(Excerpts from an interface dataset)
BEGIN

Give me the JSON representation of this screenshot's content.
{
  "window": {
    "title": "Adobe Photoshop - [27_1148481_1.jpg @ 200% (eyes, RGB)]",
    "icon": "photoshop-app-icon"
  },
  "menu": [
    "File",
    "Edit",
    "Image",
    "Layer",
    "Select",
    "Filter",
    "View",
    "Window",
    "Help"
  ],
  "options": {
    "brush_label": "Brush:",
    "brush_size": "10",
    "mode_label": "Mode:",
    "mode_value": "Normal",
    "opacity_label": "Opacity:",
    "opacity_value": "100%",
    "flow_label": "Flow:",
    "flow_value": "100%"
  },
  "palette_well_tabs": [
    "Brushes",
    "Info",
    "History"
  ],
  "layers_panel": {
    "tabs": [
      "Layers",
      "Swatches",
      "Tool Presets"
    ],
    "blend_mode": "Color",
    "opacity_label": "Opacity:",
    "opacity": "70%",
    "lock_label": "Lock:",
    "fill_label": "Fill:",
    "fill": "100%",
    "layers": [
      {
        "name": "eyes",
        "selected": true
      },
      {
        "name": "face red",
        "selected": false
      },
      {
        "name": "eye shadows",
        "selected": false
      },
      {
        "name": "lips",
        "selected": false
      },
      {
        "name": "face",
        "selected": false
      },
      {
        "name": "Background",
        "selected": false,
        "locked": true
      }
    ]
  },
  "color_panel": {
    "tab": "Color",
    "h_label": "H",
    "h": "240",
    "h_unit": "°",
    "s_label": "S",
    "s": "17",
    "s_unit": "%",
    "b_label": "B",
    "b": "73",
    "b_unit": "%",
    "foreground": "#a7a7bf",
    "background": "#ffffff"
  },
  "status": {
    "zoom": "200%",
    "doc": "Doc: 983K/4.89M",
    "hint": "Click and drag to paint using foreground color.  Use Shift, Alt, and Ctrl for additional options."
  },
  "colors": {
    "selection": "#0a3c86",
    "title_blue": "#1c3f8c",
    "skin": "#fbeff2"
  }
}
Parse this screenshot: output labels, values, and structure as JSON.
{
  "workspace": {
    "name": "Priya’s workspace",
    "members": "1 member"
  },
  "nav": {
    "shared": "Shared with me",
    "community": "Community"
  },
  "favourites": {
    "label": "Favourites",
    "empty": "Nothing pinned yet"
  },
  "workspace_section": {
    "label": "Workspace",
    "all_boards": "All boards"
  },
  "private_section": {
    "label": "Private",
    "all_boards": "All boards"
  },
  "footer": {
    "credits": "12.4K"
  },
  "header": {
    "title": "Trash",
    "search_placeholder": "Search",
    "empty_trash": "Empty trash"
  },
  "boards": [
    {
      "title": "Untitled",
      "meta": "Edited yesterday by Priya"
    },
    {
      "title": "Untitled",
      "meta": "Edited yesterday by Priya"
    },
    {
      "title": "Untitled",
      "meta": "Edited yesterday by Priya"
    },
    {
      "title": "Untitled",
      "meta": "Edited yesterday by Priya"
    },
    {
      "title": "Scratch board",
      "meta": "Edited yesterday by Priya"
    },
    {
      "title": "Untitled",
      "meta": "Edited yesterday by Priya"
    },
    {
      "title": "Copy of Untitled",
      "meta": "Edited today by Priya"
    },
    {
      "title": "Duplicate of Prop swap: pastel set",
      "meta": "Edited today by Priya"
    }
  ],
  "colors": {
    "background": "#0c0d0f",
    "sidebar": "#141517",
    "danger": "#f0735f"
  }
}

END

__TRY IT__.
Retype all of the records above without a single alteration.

__RESPONSE AREA__.
Give me the JSON representation of this screenshot's content.
{
  "window": {
    "title": "Adobe Photoshop - [27_1148481_1.jpg @ 200% (eyes, RGB)]",
    "icon": "photoshop-app-icon"
  },
  "menu": [
    "File",
    "Edit",
    "Image",
    "Layer",
    "Select",
    "Filter",
    "View",
    "Window",
    "Help"
  ],
  "options": {
    "brush_label": "Brush:",
    "brush_size": "10",
    "mode_label": "Mode:",
    "mode_value": "Normal",
    "opacity_label": "Opacity:",
    "opacity_value": "100%",
    "flow_label": "Flow:",
    "flow_value": "100%"
  },
  "palette_well_tabs": [
    "Brushes",
    "Info",
    "History"
  ],
  "layers_panel": {
    "tabs": [
      "Layers",
      "Swatches",
      "Tool Presets"
    ],
    "blend_mode": "Color",
    "opacity_label": "Opacity:",
    "opacity": "70%",
    "lock_label": "Lock:",
    "fill_label": "Fill:",
    "fill": "100%",
    "layers": [
      {
        "name": "eyes",
        "selected": true
      },
      {
        "name": "face red",
        "selected": false
      },
      {
        "name": "eye shadows",
        "selected": false
      },
      {
        "name": "lips",
        "selected": false
      },
      {
        "name": "face",
        "selected": false
      },
      {
        "name": "Background",
        "selected": false,
        "locked": true
      }
    ]
  },
  "color_panel": {
    "tab": "Color",
    "h_label": "H",
    "h": "240",
    "h_unit": "°",
    "s_label": "S",
    "s": "17",
    "s_unit": "%",
    "b_label": "B",
    "b": "73",
    "b_unit": "%",
    "foreground": "#a7a7bf",
    "background": "#ffffff"
  },
  "status": {
    "zoom": "200%",
    "doc": "Doc: 983K/4.89M",
    "hint": "Click and drag to paint using foreground color.  Use Shift, Alt, and Ctrl for additional options."
  },
  "colors": {
    "selection": "#0a3c86",
    "title_blue": "#1c3f8c",
    "skin": "#fbeff2"
  }
}
Parse this screenshot: output labels, values, and structure as JSON.
{
  "workspace": {
    "name": "Priya’s workspace",
    "members": "1 member"
  },
  "nav": {
    "shared": "Shared with me",
    "community": "Community"
  },
  "favourites": {
    "label": "Favourites",
    "empty": "Nothing pinned yet"
  },
  "workspace_section": {
    "label": "Workspace",
    "all_boards": "All boards"
  },
  "private_section": {
    "label": "Private",
    "all_boards": "All boards"
  },
  "footer": {
    "credits": "12.4K"
  },
  "header": {
    "title": "Trash",
    "search_placeholder": "Search",
    "empty_trash": "Empty trash"
  },
  "boards": [
    {
      "title": "Untitled",
      "meta": "Edited yesterday by Priya"
    },
    {
      "title": "Untitled",
      "meta": "Edited yesterday by Priya"
    },
    {
      "title": "Untitled",
      "meta": "Edited yesterday by Priya"
    },
    {
      "title": "Untitled",
      "meta": "Edited yesterday by Priya"
    },
    {
      "title": "Scratch board",
      "meta": "Edited yesterday by Priya"
    },
    {
      "title": "Untitled",
      "meta": "Edited yesterday by Priya"
    },
    {
      "title": "Copy of Untitled",
      "meta": "Edited today by Priya"
    },
    {
      "title": "Duplicate of Prop swap: pastel set",
      "meta": "Edited today by Priya"
    }
  ],
  "colors": {
    "background": "#0c0d0f",
    "sidebar": "#141517",
    "danger": "#f0735f"
  }
}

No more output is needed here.